:: WORK REQUEST ::
Identify every line in the records below that contains the word "object", and reproduce each one.

:: DATA PROVIDED ::
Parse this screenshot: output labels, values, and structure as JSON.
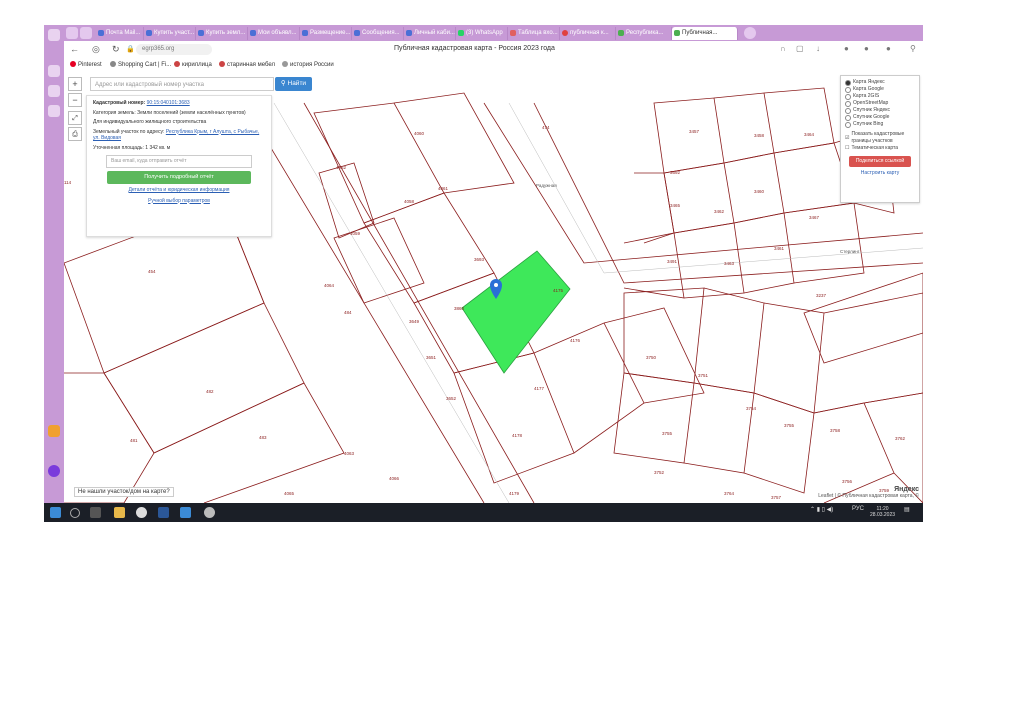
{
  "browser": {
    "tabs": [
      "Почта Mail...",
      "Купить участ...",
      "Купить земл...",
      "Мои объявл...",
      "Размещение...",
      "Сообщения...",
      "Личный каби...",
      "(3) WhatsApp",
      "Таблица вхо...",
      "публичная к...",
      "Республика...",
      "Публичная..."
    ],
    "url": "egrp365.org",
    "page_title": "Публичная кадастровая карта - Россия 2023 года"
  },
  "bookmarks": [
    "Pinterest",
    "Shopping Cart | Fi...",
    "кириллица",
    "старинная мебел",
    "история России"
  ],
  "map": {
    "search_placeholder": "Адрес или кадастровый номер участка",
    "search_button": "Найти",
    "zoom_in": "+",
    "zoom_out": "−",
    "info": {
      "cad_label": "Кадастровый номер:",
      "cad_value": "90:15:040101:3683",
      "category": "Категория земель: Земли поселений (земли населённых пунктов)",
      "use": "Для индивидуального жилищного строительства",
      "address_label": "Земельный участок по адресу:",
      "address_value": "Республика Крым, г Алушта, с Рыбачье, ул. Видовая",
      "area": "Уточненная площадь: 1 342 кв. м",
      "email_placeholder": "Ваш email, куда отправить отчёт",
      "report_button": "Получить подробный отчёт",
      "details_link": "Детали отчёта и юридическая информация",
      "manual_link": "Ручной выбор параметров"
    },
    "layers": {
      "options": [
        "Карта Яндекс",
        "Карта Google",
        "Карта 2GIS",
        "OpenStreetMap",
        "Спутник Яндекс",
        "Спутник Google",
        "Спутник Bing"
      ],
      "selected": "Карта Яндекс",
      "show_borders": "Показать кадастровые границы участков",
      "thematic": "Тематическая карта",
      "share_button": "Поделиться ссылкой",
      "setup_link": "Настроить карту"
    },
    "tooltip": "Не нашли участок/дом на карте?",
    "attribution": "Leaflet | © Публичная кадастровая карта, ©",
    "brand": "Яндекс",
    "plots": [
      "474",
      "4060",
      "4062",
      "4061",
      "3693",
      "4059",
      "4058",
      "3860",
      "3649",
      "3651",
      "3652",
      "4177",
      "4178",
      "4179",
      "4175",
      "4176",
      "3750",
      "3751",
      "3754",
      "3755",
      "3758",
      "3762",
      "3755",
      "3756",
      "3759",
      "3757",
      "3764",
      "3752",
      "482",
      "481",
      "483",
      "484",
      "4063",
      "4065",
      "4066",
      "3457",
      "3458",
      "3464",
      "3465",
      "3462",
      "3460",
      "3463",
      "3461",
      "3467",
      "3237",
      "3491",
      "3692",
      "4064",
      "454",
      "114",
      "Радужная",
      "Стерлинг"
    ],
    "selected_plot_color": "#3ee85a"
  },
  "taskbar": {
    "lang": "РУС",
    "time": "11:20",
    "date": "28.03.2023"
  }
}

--

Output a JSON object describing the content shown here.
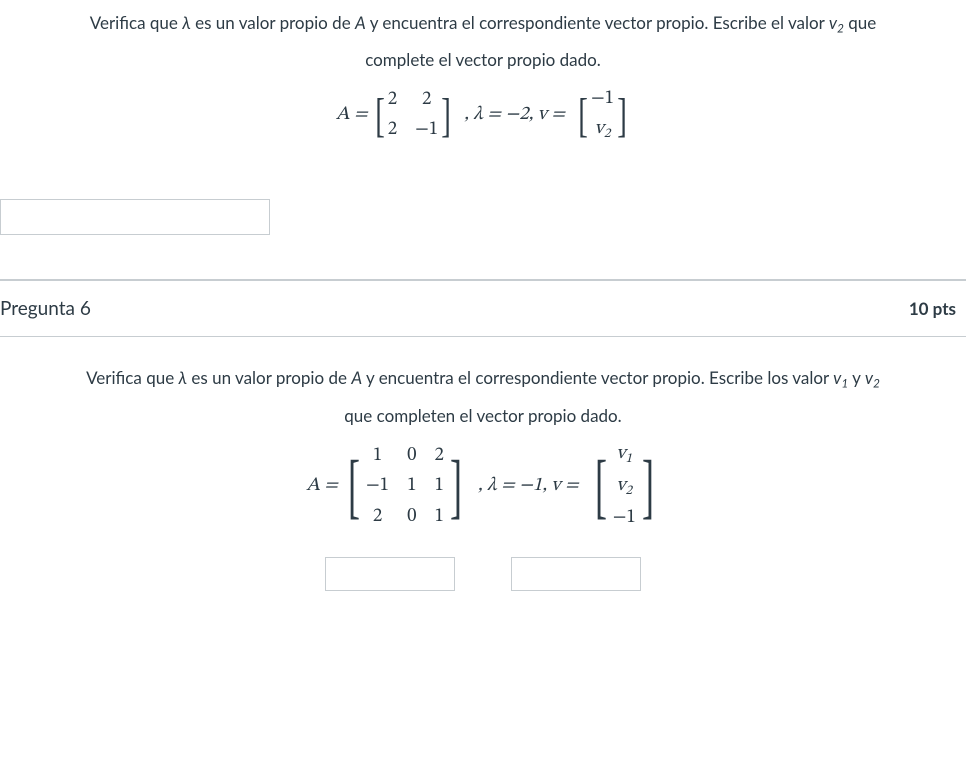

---

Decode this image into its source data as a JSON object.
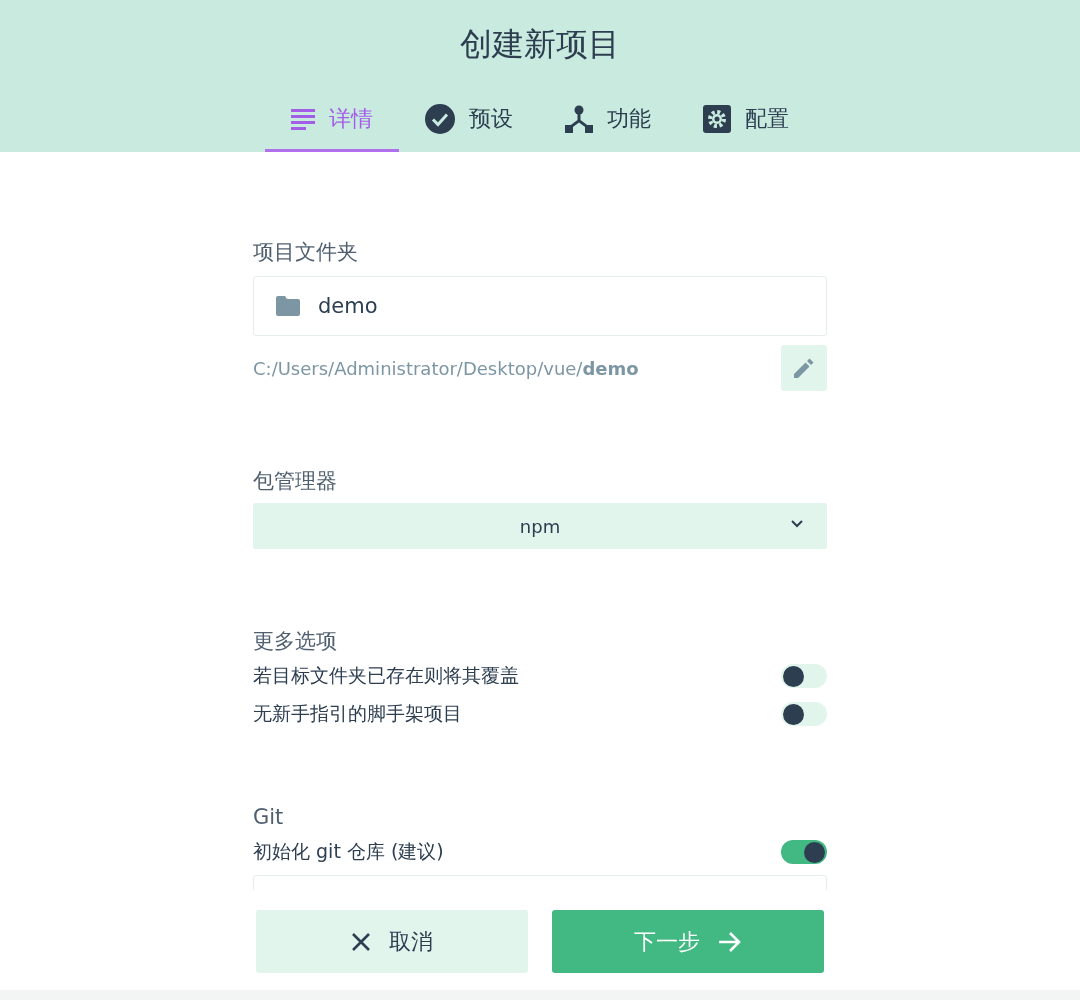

:: ANSWER ::
Output a JSON object describing the content shown here.
Decode this image into its source data as a JSON object.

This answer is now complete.